• **EXERCISE DETAILS**:
Please restate each line of the data that follows word for word, skipping any image.

------------------------------------------------------------------------

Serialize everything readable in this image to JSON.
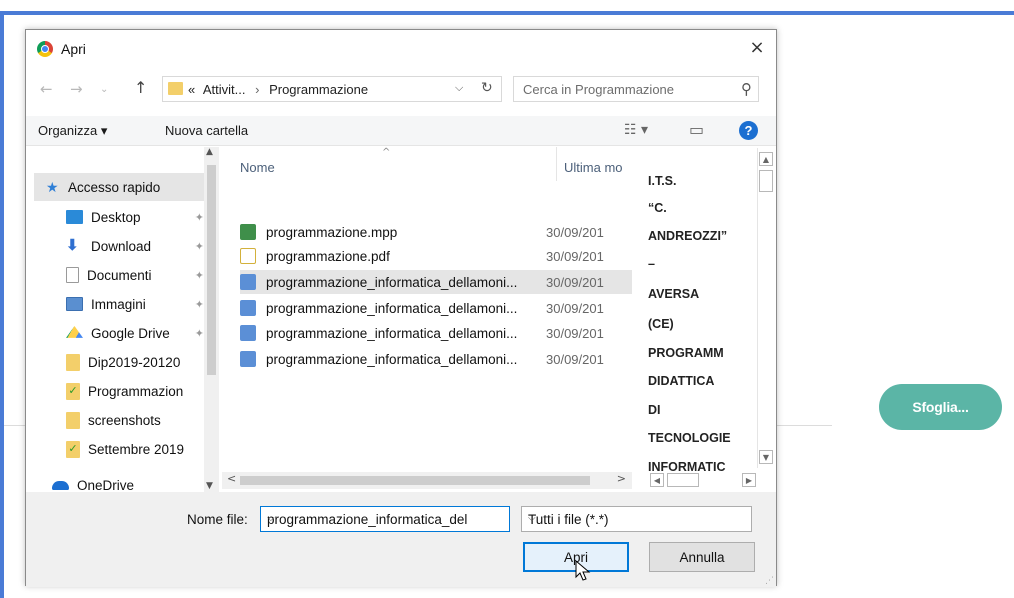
{
  "background": {
    "browse_button": "Sfoglia..."
  },
  "dialog": {
    "title": "Apri",
    "close_glyph": "×",
    "address": {
      "prefix": "«",
      "crumbs": [
        "Attivit...",
        "Programmazione"
      ],
      "dropdown_glyph": "⌵",
      "refresh_glyph": "↻"
    },
    "search_placeholder": "Cerca in Programmazione",
    "toolbar": {
      "organize": "Organizza ▾",
      "new_folder": "Nuova cartella",
      "view_glyph": "☷ ▾",
      "pane_glyph": "▭",
      "help_glyph": "?"
    },
    "nav": {
      "items": [
        {
          "label": "Accesso rapido",
          "icon": "star-icon",
          "color": "#2f7fd6"
        },
        {
          "label": "Desktop",
          "icon": "desktop-icon",
          "color": "#2a8ad8",
          "pinned": true
        },
        {
          "label": "Download",
          "icon": "download-icon",
          "color": "#2f6fd0",
          "pinned": true
        },
        {
          "label": "Documenti",
          "icon": "documents-icon",
          "color": "#c9c9c9",
          "pinned": true
        },
        {
          "label": "Immagini",
          "icon": "images-icon",
          "color": "#5a8fd0",
          "pinned": true
        },
        {
          "label": "Google Drive",
          "icon": "google-drive-icon",
          "color": "#1fa463",
          "pinned": true
        },
        {
          "label": "Dip2019-20120",
          "icon": "folder-icon",
          "color": "#f3cf6a"
        },
        {
          "label": "Programmazion",
          "icon": "folder-icon",
          "color": "#f3cf6a"
        },
        {
          "label": "screenshots",
          "icon": "folder-icon",
          "color": "#f3cf6a"
        },
        {
          "label": "Settembre 2019",
          "icon": "folder-icon",
          "color": "#f3cf6a"
        },
        {
          "label": "OneDrive",
          "icon": "cloud-icon",
          "color": "#1c6fd1"
        }
      ],
      "pin_glyph": "📌"
    },
    "files": {
      "columns": {
        "name": "Nome",
        "modified": "Ultima mo"
      },
      "rows": [
        {
          "name": "programmazione.mpp",
          "date": "30/09/201",
          "icon": "project-file-icon",
          "color": "#3f8f4a"
        },
        {
          "name": "programmazione.pdf",
          "date": "30/09/201",
          "icon": "pdf-file-icon",
          "color": "#d3b13b"
        },
        {
          "name": "programmazione_informatica_dellamoni...",
          "date": "30/09/201",
          "icon": "word-file-icon",
          "color": "#5b8fd6",
          "selected": true
        },
        {
          "name": "programmazione_informatica_dellamoni...",
          "date": "30/09/201",
          "icon": "word-file-icon",
          "color": "#5b8fd6"
        },
        {
          "name": "programmazione_informatica_dellamoni...",
          "date": "30/09/201",
          "icon": "word-file-icon",
          "color": "#5b8fd6"
        },
        {
          "name": "programmazione_informatica_dellamoni...",
          "date": "30/09/201",
          "icon": "word-file-icon",
          "color": "#5b8fd6"
        }
      ]
    },
    "preview": {
      "lines": [
        "I.T.S.",
        "“C.",
        "ANDREOZZI”",
        "–",
        "AVERSA",
        "(CE)",
        "PROGRAMM",
        "DIDATTICA",
        "DI",
        "TECNOLOGIE",
        "INFORMATIC"
      ]
    },
    "bottom": {
      "filename_label": "Nome file:",
      "filename_value": "programmazione_informatica_del",
      "filter_value": "Tutti i file (*.*)",
      "open_button": "Apri",
      "cancel_button": "Annulla"
    }
  }
}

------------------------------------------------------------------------

• **RESPONSE TO THE TASK**:
Serialize everything readable in this image to JSON.
{
  "background": {
    "browse_button": "Sfoglia..."
  },
  "dialog": {
    "title": "Apri",
    "close_glyph": "×",
    "address": {
      "prefix": "«",
      "crumbs": [
        "Attivit...",
        "Programmazione"
      ],
      "dropdown_glyph": "⌵",
      "refresh_glyph": "↻"
    },
    "search_placeholder": "Cerca in Programmazione",
    "toolbar": {
      "organize": "Organizza ▾",
      "new_folder": "Nuova cartella",
      "view_glyph": "☷ ▾",
      "pane_glyph": "▭",
      "help_glyph": "?"
    },
    "nav": {
      "items": [
        {
          "label": "Accesso rapido",
          "icon": "star-icon",
          "color": "#2f7fd6"
        },
        {
          "label": "Desktop",
          "icon": "desktop-icon",
          "color": "#2a8ad8",
          "pinned": true
        },
        {
          "label": "Download",
          "icon": "download-icon",
          "color": "#2f6fd0",
          "pinned": true
        },
        {
          "label": "Documenti",
          "icon": "documents-icon",
          "color": "#c9c9c9",
          "pinned": true
        },
        {
          "label": "Immagini",
          "icon": "images-icon",
          "color": "#5a8fd0",
          "pinned": true
        },
        {
          "label": "Google Drive",
          "icon": "google-drive-icon",
          "color": "#1fa463",
          "pinned": true
        },
        {
          "label": "Dip2019-20120",
          "icon": "folder-icon",
          "color": "#f3cf6a"
        },
        {
          "label": "Programmazion",
          "icon": "folder-icon",
          "color": "#f3cf6a"
        },
        {
          "label": "screenshots",
          "icon": "folder-icon",
          "color": "#f3cf6a"
        },
        {
          "label": "Settembre 2019",
          "icon": "folder-icon",
          "color": "#f3cf6a"
        },
        {
          "label": "OneDrive",
          "icon": "cloud-icon",
          "color": "#1c6fd1"
        }
      ],
      "pin_glyph": "📌"
    },
    "files": {
      "columns": {
        "name": "Nome",
        "modified": "Ultima mo"
      },
      "rows": [
        {
          "name": "programmazione.mpp",
          "date": "30/09/201",
          "icon": "project-file-icon",
          "color": "#3f8f4a"
        },
        {
          "name": "programmazione.pdf",
          "date": "30/09/201",
          "icon": "pdf-file-icon",
          "color": "#d3b13b"
        },
        {
          "name": "programmazione_informatica_dellamoni...",
          "date": "30/09/201",
          "icon": "word-file-icon",
          "color": "#5b8fd6",
          "selected": true
        },
        {
          "name": "programmazione_informatica_dellamoni...",
          "date": "30/09/201",
          "icon": "word-file-icon",
          "color": "#5b8fd6"
        },
        {
          "name": "programmazione_informatica_dellamoni...",
          "date": "30/09/201",
          "icon": "word-file-icon",
          "color": "#5b8fd6"
        },
        {
          "name": "programmazione_informatica_dellamoni...",
          "date": "30/09/201",
          "icon": "word-file-icon",
          "color": "#5b8fd6"
        }
      ]
    },
    "preview": {
      "lines": [
        "I.T.S.",
        "“C.",
        "ANDREOZZI”",
        "–",
        "AVERSA",
        "(CE)",
        "PROGRAMM",
        "DIDATTICA",
        "DI",
        "TECNOLOGIE",
        "INFORMATIC"
      ]
    },
    "bottom": {
      "filename_label": "Nome file:",
      "filename_value": "programmazione_informatica_del",
      "filter_value": "Tutti i file (*.*)",
      "open_button": "Apri",
      "cancel_button": "Annulla"
    }
  }
}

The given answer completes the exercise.